These measures include the design of a policy framework to address rental issues, and the submission to Cabinet and subsequently Parliament, for approval, a new Rent Control bill to replace the existing, moribund Rent Act of Ghana (Act 220), which was passed in 1963.
The Vice President made these disclosures when he paid an unannounced visit to the offices of the Rent Control Department in Accra on 15th July, 2020. Accompanied by the Minister for Works and Housing, Hon Samuel Atta Akyea and his Deputy, Hon Barbara Asher Ayisi, the Vice President was taken round by the Chief Rent Control Officer, Mr Twum Ampofo, who explained the operations and challenges involved in ensuring a peaceful rental environment.
Vice President Bawumia expressed worry about the lack of housing for low income earners, and disclosed that among others, government is working to address the uncertainties in the housing market, which has led to landlords demanding two to three years rent advance, well beyond the means of many, especially the youth who have just completed schooling and looking to enter the job market.
“The heart of the problem is one of adequate supply of housing in our country.
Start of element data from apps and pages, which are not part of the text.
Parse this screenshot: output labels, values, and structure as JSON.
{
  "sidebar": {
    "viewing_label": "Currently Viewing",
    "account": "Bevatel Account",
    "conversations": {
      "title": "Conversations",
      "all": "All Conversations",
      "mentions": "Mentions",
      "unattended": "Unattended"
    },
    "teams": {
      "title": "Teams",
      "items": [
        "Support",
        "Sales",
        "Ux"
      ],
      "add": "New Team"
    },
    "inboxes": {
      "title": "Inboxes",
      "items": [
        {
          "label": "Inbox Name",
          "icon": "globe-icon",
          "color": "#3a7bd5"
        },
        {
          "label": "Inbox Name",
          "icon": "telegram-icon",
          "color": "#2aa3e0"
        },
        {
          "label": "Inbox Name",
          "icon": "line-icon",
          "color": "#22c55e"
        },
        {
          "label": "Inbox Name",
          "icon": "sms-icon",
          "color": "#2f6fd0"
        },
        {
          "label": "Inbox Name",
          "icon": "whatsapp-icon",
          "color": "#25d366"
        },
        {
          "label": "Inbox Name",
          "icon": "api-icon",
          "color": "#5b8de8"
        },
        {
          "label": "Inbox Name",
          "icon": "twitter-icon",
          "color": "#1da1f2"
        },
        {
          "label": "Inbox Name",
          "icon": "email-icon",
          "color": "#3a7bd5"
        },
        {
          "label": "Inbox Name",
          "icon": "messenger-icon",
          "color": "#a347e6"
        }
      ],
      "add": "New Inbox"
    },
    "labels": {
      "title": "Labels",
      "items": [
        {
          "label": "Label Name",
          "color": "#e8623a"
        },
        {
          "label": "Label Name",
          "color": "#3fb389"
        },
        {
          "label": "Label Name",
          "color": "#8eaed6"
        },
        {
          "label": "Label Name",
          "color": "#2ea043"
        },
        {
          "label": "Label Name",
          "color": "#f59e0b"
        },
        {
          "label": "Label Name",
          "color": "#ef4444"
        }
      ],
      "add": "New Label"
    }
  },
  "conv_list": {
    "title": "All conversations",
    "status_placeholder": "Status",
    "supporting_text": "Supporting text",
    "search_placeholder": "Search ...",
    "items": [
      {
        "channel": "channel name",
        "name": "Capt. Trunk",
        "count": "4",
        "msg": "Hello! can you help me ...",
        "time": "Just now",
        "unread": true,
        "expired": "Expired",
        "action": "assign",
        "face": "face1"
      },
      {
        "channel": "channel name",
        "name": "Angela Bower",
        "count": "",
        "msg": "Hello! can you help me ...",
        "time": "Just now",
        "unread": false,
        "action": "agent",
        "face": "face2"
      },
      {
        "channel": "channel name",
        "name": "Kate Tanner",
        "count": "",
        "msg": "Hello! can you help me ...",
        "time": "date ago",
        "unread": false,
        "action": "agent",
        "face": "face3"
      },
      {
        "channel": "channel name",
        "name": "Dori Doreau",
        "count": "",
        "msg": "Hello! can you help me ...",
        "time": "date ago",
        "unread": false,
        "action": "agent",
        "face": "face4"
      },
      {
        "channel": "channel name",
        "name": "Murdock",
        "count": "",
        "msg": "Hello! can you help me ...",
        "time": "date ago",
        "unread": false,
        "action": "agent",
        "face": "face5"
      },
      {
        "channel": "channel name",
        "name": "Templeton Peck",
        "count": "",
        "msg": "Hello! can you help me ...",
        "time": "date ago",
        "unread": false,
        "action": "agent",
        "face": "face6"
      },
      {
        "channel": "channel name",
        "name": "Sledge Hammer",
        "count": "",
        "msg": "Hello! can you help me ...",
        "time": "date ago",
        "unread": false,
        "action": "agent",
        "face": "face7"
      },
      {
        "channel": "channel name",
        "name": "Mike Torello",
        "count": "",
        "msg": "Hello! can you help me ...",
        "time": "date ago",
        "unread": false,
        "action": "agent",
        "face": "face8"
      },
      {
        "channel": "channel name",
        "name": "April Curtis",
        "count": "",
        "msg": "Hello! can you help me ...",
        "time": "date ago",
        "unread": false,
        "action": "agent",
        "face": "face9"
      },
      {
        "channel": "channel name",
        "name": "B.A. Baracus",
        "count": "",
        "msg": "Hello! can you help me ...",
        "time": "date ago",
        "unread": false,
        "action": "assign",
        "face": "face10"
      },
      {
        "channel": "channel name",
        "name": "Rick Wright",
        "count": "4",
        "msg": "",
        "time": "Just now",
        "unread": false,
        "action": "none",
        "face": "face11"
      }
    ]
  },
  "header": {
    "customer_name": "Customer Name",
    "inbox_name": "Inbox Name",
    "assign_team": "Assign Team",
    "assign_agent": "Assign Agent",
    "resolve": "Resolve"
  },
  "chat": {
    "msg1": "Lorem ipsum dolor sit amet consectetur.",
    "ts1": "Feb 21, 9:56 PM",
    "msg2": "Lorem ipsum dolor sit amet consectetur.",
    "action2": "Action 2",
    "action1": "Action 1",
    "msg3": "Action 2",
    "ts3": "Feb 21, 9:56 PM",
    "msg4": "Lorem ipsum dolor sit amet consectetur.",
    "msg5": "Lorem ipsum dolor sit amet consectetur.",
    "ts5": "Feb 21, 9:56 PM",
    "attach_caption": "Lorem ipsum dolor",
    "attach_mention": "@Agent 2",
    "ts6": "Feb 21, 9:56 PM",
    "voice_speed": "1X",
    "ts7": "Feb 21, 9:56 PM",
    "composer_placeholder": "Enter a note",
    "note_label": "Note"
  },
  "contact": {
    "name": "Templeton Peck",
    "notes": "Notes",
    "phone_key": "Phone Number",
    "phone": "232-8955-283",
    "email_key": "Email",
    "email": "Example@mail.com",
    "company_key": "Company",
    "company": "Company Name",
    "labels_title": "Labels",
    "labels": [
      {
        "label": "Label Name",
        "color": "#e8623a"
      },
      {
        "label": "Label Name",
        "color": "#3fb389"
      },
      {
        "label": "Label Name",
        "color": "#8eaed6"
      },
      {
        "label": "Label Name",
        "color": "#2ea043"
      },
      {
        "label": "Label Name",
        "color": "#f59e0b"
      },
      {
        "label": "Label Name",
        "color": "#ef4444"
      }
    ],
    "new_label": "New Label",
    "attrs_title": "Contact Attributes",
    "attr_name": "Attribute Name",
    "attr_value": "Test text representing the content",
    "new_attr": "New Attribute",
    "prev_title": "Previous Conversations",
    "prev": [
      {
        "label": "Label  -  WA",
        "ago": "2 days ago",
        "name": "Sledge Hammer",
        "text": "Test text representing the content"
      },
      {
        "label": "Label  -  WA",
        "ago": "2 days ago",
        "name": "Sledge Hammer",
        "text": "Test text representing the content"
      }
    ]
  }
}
We are going to have to look at addressing that particular issue of improving the supply of housing stock. The issue of Rent Control brings tenants on the one and landlords on the other, together. They are working under a rather old, passed in 1963, but so much has changed, and this is why Hon Atta Akyea has submitted a bill to Cabinet, for approval and subsequent submission to Parliament. The proposed bill would allow for more enforcement and deals with the whole issue of rent advance and its associated problems.
“What we want to do is to improve the operations of the Rent Control office. As I have gone round today, it is clear to me that so many of these queues that we see here can be avoided through digitisation of the operations of the Rent Control Office. There is really no need for everybody to queue here to lodge a complaint; you could do it online. We need a database that works from all landlords, tenants and the tenancy agreement, and once these are locked in with identifying features like the National ID and Digital addresses of these properties, you will then put together a database from which you can look at any breaches of the tenancy agreement and make adjudication much easier without any long winded processes.
“Beyond that, we are looking very seriously at the issue of rent advance. Why are landlords continuously insisting on two years advance? What is clear is that there has been what Economists call a market failure. Tenants on the one hand know whether they are going to be able to pay the rent or not. Landlords on the other hand don’t know if this tenant will pay the rent or not, so to protect themselves they usually want a large advance. Meanwhile the tenant doesn’t earn enough to pay this large amount.
“This is what the President has asked us to look at. How do we address this market failure? We are addressing it in a number of ways. The stock of housing must go up, especially the stock of low income housing. But to address this asymmetry of information between the landlords and the tenants, you need the government to come in to provide a bridge, so that whether it’s through insurance or guarantees, landlords can be a little more confident that these tenants will pay.
“We are going to address this issue, we have some proposals which we will announce soon, to address the whole issue of rent advance, to modernise and digitise the Rent Control office. This is where the national ID and the digital addresses come into play. We have clear proposals that we will be announcing to the nation soon,” Vice President Bawumia indicated.